* _Work to complete_: Which lines in the entries below contain the string "Center"? Show each of them in full.

* _Dataset extract_:
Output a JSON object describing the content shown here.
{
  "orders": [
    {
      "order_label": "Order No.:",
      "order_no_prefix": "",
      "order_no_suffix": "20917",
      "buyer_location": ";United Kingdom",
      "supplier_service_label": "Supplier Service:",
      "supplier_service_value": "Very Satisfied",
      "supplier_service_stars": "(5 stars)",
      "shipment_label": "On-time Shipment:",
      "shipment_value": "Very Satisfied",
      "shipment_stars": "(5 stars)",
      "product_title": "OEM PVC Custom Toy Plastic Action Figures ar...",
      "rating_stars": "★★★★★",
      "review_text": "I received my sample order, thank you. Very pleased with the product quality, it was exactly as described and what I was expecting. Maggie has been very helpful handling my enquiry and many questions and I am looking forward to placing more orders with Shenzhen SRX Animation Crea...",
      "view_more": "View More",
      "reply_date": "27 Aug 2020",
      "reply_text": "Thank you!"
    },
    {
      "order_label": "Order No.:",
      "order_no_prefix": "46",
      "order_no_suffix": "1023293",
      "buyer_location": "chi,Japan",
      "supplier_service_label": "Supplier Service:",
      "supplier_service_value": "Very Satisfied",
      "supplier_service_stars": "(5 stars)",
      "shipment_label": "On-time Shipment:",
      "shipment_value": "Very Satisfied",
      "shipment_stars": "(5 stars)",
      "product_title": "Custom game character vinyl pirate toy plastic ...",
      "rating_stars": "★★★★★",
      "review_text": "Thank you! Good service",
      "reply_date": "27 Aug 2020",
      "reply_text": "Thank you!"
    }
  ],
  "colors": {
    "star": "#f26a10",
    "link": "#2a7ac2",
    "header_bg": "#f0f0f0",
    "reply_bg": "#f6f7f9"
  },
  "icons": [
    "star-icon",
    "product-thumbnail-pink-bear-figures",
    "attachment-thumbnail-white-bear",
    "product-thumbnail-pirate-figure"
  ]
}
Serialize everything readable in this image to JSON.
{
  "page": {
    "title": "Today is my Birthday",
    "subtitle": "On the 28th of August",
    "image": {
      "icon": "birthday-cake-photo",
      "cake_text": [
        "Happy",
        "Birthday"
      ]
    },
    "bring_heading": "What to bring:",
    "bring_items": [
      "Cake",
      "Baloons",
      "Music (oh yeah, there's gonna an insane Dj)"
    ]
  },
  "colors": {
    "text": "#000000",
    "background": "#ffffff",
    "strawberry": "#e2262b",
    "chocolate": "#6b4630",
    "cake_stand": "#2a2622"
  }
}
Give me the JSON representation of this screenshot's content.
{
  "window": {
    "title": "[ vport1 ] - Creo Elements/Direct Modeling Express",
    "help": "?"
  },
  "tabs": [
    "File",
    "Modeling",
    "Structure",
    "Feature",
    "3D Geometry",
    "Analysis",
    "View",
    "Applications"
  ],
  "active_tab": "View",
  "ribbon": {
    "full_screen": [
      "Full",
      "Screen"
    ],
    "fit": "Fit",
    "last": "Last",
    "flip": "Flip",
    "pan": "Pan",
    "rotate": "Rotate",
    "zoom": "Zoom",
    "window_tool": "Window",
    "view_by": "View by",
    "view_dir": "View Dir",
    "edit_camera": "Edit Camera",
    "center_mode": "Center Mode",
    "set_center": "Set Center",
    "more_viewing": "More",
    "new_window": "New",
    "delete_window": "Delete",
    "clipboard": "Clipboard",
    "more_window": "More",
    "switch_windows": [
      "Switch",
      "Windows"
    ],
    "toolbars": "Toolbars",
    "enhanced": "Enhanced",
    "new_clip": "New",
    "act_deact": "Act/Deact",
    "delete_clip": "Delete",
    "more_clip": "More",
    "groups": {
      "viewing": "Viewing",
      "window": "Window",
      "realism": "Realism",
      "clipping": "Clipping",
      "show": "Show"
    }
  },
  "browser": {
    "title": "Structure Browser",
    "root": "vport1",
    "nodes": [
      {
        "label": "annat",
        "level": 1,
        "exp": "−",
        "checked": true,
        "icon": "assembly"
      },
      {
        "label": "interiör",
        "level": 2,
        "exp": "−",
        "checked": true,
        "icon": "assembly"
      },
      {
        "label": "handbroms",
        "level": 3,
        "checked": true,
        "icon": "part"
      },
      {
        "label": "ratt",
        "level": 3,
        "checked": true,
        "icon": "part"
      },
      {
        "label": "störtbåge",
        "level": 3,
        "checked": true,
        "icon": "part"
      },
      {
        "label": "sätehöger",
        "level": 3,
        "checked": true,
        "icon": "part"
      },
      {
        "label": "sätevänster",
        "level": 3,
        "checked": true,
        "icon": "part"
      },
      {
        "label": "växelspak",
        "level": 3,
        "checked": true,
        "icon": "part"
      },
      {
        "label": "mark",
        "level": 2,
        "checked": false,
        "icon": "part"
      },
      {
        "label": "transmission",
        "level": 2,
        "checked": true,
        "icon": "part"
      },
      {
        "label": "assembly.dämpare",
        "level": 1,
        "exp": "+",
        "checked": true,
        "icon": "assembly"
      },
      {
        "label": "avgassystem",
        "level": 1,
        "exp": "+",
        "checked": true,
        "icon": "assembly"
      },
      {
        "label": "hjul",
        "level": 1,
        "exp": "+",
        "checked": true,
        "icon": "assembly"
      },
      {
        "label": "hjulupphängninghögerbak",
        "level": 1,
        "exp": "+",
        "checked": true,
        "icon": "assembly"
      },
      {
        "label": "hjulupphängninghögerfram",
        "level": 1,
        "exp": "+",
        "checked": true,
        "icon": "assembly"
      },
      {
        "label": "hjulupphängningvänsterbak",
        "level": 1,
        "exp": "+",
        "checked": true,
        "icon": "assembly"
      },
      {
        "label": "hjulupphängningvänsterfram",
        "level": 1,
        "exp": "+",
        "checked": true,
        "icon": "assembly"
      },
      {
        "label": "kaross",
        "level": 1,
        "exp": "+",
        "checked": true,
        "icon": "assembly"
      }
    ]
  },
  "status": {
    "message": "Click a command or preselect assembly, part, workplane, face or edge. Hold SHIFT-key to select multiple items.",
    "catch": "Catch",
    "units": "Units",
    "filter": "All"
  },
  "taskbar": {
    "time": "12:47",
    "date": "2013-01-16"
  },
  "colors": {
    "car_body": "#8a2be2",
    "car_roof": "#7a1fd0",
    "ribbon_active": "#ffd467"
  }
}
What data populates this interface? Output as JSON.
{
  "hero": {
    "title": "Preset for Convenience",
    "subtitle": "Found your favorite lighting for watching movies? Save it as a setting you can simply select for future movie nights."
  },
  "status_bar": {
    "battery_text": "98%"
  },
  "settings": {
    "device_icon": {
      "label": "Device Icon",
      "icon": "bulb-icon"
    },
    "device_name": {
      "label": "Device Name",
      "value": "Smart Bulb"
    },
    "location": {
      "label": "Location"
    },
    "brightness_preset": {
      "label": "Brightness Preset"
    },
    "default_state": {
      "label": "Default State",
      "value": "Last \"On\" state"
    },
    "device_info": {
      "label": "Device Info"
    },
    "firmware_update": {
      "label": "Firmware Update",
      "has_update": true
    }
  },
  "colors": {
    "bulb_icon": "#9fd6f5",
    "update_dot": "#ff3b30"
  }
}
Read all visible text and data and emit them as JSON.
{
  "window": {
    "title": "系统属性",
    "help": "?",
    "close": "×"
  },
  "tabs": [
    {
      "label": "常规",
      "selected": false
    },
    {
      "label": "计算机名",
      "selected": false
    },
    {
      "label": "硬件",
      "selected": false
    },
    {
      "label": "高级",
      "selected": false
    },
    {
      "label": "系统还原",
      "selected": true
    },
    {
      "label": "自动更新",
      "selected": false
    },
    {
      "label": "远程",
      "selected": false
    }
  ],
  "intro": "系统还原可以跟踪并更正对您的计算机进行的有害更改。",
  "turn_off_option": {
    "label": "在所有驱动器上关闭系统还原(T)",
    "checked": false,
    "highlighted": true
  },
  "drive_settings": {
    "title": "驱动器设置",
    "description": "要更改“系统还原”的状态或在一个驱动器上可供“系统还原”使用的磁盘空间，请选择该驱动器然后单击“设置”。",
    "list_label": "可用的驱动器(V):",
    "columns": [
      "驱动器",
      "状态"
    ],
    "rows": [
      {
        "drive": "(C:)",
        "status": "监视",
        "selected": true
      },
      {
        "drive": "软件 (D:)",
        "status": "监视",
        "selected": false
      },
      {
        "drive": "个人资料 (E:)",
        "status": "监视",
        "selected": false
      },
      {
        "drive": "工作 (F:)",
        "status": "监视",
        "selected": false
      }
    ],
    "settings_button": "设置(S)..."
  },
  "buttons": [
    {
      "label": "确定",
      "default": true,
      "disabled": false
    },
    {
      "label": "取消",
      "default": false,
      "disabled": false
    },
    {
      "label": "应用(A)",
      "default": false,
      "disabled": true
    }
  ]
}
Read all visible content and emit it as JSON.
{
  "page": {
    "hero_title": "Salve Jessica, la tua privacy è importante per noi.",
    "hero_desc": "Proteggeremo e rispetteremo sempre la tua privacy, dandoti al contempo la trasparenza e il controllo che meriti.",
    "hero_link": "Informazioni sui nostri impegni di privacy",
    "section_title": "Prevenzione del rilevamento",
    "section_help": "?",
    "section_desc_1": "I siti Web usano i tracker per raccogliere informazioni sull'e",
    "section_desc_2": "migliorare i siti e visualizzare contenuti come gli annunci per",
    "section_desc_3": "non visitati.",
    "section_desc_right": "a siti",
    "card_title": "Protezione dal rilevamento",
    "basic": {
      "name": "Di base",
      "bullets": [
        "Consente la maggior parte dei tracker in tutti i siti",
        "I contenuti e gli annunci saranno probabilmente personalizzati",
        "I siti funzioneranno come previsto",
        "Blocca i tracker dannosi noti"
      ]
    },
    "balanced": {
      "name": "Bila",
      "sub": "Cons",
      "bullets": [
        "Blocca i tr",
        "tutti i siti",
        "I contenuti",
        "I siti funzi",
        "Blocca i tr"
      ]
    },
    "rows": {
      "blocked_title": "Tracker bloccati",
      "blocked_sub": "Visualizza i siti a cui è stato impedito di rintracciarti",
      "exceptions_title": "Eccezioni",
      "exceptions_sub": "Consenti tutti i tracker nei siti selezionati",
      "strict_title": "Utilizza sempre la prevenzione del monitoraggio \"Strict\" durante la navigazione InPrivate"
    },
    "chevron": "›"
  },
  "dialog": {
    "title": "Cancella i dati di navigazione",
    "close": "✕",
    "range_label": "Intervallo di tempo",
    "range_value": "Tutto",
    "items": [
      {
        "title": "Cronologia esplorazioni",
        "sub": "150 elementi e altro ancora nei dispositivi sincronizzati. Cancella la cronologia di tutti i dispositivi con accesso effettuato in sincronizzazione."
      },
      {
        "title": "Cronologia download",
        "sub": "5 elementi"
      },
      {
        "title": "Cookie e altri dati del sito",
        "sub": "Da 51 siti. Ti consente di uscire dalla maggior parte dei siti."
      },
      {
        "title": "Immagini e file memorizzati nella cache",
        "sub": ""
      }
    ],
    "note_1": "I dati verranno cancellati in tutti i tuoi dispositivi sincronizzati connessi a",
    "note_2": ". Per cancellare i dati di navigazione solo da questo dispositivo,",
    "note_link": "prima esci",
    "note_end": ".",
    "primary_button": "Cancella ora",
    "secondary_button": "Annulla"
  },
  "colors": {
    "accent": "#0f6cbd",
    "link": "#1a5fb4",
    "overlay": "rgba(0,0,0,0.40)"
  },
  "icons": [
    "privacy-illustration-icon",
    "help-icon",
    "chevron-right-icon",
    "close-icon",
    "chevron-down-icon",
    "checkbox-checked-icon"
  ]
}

* _Response below_:
    "center_mode": "Center Mode",
    "set_center": "Set Center",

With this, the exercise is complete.